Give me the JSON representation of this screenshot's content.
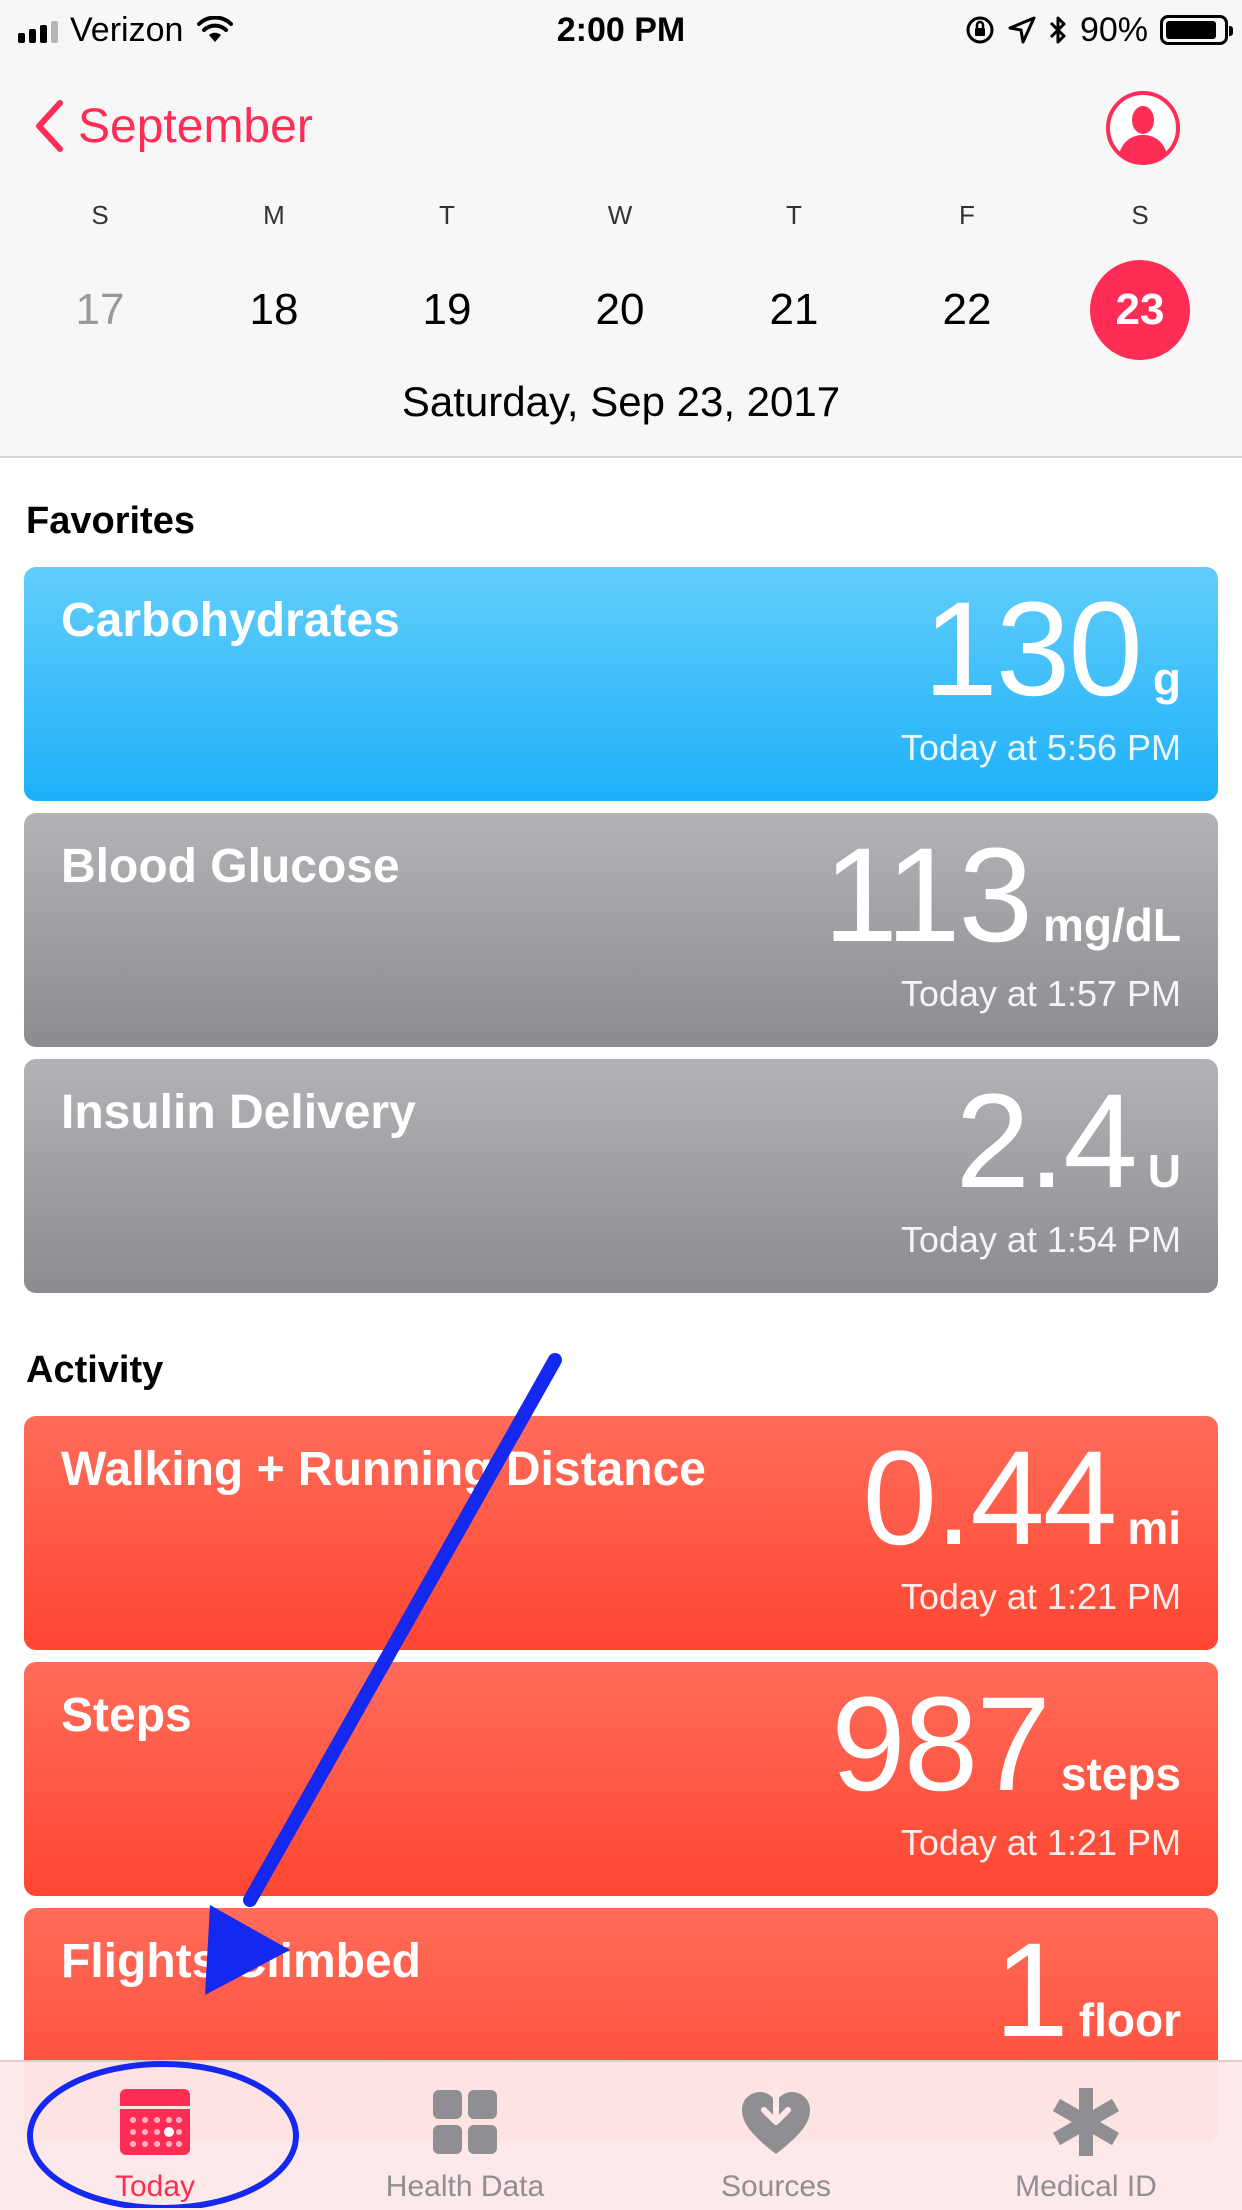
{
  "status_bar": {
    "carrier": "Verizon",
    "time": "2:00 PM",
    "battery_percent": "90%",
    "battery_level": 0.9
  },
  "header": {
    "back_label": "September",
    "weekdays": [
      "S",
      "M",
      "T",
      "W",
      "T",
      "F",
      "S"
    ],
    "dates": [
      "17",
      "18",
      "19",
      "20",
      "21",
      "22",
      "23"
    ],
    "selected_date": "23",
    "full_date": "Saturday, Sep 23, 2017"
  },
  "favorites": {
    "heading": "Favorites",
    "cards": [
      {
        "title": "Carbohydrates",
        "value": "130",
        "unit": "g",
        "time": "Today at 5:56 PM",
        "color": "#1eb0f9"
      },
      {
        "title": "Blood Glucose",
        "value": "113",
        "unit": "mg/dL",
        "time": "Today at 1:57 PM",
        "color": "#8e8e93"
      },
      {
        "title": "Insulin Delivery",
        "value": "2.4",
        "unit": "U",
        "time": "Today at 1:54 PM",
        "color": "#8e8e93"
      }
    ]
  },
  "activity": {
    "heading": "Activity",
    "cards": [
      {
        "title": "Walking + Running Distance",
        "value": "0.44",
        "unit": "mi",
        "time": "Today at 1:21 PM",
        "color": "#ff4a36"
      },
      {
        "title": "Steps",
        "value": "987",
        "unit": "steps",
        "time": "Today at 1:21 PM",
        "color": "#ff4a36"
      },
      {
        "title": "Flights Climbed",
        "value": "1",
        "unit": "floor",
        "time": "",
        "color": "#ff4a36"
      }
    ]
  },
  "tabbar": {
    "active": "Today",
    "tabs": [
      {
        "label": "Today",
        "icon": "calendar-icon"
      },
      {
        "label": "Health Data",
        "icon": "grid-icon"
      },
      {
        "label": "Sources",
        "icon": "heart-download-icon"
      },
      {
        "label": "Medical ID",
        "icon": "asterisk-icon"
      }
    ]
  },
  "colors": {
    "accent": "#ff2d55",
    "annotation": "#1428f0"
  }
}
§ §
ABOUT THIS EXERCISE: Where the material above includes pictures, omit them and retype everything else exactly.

SOLUTION TO THE PROBLEM:
Give me the JSON representation of this screenshot's content.
{
  "status_bar": {
    "carrier": "Verizon",
    "time": "2:00 PM",
    "battery_percent": "90%",
    "battery_level": 0.9
  },
  "header": {
    "back_label": "September",
    "weekdays": [
      "S",
      "M",
      "T",
      "W",
      "T",
      "F",
      "S"
    ],
    "dates": [
      "17",
      "18",
      "19",
      "20",
      "21",
      "22",
      "23"
    ],
    "selected_date": "23",
    "full_date": "Saturday, Sep 23, 2017"
  },
  "favorites": {
    "heading": "Favorites",
    "cards": [
      {
        "title": "Carbohydrates",
        "value": "130",
        "unit": "g",
        "time": "Today at 5:56 PM",
        "color": "#1eb0f9"
      },
      {
        "title": "Blood Glucose",
        "value": "113",
        "unit": "mg/dL",
        "time": "Today at 1:57 PM",
        "color": "#8e8e93"
      },
      {
        "title": "Insulin Delivery",
        "value": "2.4",
        "unit": "U",
        "time": "Today at 1:54 PM",
        "color": "#8e8e93"
      }
    ]
  },
  "activity": {
    "heading": "Activity",
    "cards": [
      {
        "title": "Walking + Running Distance",
        "value": "0.44",
        "unit": "mi",
        "time": "Today at 1:21 PM",
        "color": "#ff4a36"
      },
      {
        "title": "Steps",
        "value": "987",
        "unit": "steps",
        "time": "Today at 1:21 PM",
        "color": "#ff4a36"
      },
      {
        "title": "Flights Climbed",
        "value": "1",
        "unit": "floor",
        "time": "",
        "color": "#ff4a36"
      }
    ]
  },
  "tabbar": {
    "active": "Today",
    "tabs": [
      {
        "label": "Today",
        "icon": "calendar-icon"
      },
      {
        "label": "Health Data",
        "icon": "grid-icon"
      },
      {
        "label": "Sources",
        "icon": "heart-download-icon"
      },
      {
        "label": "Medical ID",
        "icon": "asterisk-icon"
      }
    ]
  },
  "colors": {
    "accent": "#ff2d55",
    "annotation": "#1428f0"
  }
}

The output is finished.